The majestic peaks and rugged backcountry of the Wasatch-Cache lie within easy reach of Salt Lake City, one of the Rocky Mountain's fastest growing metropolitan areas.
Encompassing nearly 1.3 million ecologically diverse acres, including seven Wilderness areas, the Wasatch-Cache National Forest is one of the most frequently visited in the nation.Tremendous recreation opportunities abound across the varied landscapes. Albion Basin boasts a magnificent display of rare and color wildflowers, spring, summer, and fall. Pineview Reservoir hosts an astounding 750,000 water-loving visitors annually.
The High Uintas Wilderness Area offers a remote and refreshing escape from the congestion of urban & suburban life. Even though it's vast, the Forest's widespread appeal is not without consequence. Frequent visitation increasingly exerts pressure on wildlife habitat, watershed, and wilderness areas. Now, more than ever, public participation is crucial if we are to leave a healthy Forest for future generations.
The Forest is a popular day-use destination for the nearly 1.8 million people residing in nearby cities and towns who come to hike, ski, picnic, view wildlife, drive the scenic byways, snowmobile, and ride their off-highway vehicles (OHVs). Others stay longer, taking advantage of the Forest's campgrounds, yurts, and backcountry camping sites, as displayed in this handy, interactive map. Designated trails and areas for traditional pastimes, such as horseback riding and hunting, along with fishingand mountain biking are also located on the forest.
The Wellsville study was one of the first standardized raptor migration counts initiated in the western U.S. Annual counts typically ranging between 2,400-5,600 migrants of up to 17 species.
The most commonly seen species are the Sharp-shinned Hawk, Cooper's Hawk, Red-tailed Hawk, and American Kestrel. The project now runs from 27 August through 31 October each year.

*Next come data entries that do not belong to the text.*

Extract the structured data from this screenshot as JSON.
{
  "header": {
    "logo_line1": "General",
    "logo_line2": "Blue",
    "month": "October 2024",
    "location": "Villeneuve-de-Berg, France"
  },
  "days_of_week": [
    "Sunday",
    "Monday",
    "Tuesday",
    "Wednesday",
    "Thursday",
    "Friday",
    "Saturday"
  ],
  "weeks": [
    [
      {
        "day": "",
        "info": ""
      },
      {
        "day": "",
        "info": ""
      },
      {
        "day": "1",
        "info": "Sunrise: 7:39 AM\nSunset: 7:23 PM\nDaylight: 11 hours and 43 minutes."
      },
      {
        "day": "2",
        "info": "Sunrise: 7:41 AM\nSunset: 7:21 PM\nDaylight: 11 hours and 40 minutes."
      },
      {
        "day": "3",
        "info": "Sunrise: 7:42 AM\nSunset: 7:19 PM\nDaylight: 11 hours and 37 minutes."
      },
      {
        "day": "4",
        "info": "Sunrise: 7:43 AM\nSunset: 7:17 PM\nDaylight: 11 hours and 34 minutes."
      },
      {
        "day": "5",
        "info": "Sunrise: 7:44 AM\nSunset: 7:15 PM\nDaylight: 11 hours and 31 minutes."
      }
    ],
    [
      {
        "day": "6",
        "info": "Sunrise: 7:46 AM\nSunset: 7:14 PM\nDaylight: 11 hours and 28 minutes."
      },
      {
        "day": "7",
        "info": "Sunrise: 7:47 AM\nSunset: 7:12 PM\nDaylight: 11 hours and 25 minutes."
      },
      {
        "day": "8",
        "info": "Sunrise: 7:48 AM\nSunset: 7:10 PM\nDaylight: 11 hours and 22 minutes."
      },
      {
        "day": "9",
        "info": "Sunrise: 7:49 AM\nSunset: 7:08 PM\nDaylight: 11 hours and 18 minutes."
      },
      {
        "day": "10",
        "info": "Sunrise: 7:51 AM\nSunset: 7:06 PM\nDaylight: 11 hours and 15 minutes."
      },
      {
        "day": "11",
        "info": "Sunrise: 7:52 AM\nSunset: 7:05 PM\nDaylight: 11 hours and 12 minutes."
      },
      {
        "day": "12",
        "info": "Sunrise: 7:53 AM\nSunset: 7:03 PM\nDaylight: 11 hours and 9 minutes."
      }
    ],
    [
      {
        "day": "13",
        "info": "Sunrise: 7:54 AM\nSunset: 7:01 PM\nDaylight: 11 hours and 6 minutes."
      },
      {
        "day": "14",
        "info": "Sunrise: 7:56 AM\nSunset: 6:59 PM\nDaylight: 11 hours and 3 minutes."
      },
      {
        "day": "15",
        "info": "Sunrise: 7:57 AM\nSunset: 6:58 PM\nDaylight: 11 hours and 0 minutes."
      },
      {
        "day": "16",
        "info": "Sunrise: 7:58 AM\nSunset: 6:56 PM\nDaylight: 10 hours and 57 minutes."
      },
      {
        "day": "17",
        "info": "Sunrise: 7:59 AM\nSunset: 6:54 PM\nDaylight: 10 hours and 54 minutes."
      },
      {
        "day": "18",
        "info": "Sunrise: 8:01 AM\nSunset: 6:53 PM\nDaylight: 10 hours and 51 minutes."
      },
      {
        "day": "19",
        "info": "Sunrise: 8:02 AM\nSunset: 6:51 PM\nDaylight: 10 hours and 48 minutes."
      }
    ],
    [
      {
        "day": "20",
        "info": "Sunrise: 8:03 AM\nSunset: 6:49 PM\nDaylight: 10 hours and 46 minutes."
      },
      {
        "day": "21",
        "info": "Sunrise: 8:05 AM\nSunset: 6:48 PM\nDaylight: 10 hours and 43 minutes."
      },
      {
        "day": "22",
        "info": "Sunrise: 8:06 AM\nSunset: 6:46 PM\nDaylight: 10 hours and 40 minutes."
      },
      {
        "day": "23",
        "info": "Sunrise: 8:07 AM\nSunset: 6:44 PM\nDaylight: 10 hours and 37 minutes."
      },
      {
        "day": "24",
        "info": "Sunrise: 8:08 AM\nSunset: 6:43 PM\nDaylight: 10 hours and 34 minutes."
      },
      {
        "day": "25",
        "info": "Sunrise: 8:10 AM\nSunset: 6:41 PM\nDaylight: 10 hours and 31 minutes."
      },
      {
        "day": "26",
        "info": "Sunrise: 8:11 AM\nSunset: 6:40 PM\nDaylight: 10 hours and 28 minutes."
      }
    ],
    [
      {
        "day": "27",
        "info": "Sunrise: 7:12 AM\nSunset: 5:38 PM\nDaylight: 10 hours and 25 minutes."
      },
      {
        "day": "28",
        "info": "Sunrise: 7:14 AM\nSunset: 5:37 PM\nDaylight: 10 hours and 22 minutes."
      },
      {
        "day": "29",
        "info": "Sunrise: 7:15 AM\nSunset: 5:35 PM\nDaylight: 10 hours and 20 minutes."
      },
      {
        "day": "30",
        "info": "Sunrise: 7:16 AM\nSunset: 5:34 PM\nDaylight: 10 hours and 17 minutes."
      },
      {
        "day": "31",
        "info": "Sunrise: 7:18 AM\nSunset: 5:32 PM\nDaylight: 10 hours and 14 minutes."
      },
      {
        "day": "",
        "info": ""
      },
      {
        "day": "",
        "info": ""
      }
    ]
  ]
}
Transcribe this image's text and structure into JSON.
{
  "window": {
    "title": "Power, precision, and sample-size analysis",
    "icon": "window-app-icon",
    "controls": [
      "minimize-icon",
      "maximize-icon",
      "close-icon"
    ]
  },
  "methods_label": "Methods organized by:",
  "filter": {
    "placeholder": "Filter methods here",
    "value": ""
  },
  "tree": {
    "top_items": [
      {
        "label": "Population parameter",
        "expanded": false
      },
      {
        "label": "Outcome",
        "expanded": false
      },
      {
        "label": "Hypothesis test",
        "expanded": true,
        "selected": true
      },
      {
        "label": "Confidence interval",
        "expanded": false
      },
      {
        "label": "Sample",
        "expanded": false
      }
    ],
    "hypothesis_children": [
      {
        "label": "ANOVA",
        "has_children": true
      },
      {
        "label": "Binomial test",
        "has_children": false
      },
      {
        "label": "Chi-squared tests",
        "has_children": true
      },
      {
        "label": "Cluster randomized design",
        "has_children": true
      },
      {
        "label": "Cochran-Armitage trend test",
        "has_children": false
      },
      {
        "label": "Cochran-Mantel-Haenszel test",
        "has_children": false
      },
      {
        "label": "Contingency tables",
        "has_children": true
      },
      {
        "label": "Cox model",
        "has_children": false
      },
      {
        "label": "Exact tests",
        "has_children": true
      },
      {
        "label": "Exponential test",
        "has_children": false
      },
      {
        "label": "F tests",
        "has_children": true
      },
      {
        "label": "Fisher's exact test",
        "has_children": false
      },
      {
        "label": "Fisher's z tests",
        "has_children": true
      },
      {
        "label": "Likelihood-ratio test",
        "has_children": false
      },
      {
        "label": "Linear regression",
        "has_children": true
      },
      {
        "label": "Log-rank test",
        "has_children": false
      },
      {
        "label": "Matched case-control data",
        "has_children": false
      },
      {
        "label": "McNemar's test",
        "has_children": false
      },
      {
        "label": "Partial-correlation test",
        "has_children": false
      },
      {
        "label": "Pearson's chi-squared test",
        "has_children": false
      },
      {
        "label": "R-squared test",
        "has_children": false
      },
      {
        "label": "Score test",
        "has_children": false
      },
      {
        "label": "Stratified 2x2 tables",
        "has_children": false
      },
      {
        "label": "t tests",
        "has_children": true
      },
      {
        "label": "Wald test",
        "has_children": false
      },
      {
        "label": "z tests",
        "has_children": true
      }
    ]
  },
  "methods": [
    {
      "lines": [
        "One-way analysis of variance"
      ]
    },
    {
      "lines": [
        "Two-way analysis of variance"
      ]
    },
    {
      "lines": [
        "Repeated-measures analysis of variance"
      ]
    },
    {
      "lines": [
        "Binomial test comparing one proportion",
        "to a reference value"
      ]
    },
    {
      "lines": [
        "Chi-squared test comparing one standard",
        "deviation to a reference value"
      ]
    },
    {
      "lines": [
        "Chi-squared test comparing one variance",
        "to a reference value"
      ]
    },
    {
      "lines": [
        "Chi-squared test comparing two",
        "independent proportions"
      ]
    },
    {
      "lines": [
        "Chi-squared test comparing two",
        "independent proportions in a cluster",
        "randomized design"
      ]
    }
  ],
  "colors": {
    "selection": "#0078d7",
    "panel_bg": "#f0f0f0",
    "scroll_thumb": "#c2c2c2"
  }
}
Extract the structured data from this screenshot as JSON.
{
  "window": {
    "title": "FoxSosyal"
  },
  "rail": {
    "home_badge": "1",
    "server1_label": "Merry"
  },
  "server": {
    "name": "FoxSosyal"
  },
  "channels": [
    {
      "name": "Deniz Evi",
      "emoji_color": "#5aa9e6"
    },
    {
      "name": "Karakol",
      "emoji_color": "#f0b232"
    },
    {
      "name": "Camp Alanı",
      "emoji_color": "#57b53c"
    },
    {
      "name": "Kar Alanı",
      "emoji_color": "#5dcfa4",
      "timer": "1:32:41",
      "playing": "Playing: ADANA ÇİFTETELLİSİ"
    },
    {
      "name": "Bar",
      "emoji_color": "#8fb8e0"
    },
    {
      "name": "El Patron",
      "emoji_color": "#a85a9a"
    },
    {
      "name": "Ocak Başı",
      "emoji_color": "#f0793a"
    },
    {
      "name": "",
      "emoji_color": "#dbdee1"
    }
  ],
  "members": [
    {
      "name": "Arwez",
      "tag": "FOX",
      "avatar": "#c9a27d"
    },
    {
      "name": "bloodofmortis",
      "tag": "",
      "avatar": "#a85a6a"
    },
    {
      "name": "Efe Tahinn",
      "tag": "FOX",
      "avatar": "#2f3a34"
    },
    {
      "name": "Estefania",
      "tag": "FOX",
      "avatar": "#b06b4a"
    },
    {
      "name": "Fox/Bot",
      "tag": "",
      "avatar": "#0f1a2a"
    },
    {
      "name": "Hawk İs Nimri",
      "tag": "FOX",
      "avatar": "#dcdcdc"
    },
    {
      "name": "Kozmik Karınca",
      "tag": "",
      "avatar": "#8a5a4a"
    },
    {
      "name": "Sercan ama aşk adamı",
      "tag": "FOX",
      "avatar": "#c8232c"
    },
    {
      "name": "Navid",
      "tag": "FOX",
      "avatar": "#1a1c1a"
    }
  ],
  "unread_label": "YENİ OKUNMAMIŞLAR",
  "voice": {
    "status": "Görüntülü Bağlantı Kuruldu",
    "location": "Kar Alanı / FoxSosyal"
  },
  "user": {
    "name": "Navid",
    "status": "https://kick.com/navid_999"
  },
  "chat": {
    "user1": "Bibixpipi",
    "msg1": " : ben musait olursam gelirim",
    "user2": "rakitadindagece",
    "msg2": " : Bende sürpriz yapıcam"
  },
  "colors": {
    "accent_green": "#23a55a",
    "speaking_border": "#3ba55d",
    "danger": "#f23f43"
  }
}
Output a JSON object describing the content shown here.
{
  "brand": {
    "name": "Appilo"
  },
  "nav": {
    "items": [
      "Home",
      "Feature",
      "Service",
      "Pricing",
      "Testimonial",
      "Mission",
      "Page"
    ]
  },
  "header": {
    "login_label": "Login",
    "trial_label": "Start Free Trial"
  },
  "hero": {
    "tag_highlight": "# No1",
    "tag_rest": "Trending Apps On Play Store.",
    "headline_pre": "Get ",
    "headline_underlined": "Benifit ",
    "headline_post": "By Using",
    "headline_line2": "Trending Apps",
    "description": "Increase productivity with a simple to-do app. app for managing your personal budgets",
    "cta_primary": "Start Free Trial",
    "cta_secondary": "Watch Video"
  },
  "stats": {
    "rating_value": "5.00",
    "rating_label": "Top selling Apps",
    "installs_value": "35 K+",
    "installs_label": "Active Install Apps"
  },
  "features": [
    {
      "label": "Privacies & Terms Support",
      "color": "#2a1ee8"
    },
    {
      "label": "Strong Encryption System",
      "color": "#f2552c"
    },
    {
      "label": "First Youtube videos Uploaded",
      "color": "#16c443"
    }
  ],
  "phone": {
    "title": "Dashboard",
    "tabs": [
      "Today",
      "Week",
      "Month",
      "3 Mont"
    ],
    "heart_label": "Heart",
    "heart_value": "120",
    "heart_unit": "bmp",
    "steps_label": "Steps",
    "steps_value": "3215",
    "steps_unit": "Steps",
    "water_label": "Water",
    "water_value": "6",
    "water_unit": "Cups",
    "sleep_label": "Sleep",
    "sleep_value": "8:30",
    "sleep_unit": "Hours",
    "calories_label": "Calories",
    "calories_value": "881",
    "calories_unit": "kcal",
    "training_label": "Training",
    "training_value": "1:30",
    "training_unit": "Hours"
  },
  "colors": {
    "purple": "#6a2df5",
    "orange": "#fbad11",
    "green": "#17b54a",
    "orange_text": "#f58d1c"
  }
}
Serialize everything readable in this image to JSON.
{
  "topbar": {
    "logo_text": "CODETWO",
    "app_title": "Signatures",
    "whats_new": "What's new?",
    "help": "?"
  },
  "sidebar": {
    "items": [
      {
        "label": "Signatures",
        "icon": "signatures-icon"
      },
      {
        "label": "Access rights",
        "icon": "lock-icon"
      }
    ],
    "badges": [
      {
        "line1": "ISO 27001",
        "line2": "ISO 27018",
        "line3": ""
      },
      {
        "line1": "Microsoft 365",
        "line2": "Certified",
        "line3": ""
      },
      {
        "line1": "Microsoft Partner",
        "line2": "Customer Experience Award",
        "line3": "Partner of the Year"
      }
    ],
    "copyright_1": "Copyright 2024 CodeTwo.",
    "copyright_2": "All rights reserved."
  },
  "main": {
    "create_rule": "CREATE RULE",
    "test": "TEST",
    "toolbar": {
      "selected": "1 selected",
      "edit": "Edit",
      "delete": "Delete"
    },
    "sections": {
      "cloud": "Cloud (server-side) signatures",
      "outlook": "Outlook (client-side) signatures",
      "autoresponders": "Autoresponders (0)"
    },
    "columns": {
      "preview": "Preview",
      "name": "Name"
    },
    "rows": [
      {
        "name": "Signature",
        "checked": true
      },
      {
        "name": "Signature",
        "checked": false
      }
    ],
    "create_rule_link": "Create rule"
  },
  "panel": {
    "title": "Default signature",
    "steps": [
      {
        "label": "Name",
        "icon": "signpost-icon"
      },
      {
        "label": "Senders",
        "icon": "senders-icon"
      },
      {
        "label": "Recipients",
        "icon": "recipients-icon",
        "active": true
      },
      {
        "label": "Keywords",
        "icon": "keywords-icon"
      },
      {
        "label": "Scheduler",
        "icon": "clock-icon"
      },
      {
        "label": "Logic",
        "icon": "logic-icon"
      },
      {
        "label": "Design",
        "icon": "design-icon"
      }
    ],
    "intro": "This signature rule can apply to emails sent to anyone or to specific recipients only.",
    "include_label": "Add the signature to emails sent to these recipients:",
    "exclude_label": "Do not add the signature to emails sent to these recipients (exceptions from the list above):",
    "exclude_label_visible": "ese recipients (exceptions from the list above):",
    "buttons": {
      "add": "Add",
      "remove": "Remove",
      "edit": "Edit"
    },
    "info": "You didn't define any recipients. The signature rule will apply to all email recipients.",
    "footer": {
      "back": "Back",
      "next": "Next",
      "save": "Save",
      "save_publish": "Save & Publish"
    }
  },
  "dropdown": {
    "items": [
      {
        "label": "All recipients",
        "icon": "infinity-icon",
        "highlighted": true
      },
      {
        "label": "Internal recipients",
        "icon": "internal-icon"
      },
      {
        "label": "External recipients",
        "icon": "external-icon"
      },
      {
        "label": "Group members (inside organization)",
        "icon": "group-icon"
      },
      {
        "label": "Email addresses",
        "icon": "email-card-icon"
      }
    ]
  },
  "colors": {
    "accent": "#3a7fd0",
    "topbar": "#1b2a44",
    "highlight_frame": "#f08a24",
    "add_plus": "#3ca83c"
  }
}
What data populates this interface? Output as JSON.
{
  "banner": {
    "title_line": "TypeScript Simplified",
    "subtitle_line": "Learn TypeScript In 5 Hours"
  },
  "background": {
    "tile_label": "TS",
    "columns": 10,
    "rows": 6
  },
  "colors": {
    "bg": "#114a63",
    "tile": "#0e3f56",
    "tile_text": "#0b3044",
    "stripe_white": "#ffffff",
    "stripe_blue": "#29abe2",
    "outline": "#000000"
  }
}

The Wasatch-Cache National Forest combined with the Uinta National Forest in 2007, and is now managed as the Uinta-Wasatch-Cache National Forest.